START SUPPLIED MATERIAL

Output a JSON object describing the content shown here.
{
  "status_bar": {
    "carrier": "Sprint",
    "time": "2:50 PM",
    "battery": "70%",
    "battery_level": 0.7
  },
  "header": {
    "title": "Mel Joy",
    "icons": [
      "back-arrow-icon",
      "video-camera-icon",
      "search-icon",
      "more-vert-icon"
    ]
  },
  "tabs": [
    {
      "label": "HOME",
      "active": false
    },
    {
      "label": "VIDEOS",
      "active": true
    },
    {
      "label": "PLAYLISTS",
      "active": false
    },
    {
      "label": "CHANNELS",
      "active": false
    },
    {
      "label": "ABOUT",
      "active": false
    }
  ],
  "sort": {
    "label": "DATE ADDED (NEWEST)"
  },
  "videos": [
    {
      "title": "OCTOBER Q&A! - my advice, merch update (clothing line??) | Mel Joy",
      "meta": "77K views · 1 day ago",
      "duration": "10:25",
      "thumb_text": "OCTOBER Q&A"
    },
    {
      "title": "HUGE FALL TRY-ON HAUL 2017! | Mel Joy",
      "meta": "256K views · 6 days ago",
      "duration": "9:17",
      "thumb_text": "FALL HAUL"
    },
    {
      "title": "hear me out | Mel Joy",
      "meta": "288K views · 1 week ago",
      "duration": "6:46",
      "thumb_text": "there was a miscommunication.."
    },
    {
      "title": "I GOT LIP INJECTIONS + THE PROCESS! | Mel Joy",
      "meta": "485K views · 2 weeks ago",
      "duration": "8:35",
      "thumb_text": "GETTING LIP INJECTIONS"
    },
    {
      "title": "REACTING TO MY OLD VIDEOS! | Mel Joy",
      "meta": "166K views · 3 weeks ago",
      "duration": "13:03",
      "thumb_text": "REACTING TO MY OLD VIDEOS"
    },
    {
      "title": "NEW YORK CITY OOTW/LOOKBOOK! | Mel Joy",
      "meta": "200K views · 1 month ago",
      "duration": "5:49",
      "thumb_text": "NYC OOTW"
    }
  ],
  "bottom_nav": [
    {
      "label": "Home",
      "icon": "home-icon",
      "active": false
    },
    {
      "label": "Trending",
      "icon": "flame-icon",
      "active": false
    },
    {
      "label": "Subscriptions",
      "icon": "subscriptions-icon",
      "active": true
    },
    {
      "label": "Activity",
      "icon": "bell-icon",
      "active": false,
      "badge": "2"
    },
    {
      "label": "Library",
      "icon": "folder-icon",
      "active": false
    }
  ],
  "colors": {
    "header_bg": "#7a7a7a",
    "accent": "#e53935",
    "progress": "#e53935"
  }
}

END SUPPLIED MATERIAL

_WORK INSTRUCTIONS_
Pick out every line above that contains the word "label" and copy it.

_TASK RESULT_
      "label": "HOME",
      "label": "VIDEOS",
      "label": "PLAYLISTS",
      "label": "CHANNELS",
      "label": "ABOUT",
    "label": "DATE ADDED (NEWEST)"
      "label": "Home",
      "label": "Trending",
      "label": "Subscriptions",
      "label": "Activity",
      "label": "Library",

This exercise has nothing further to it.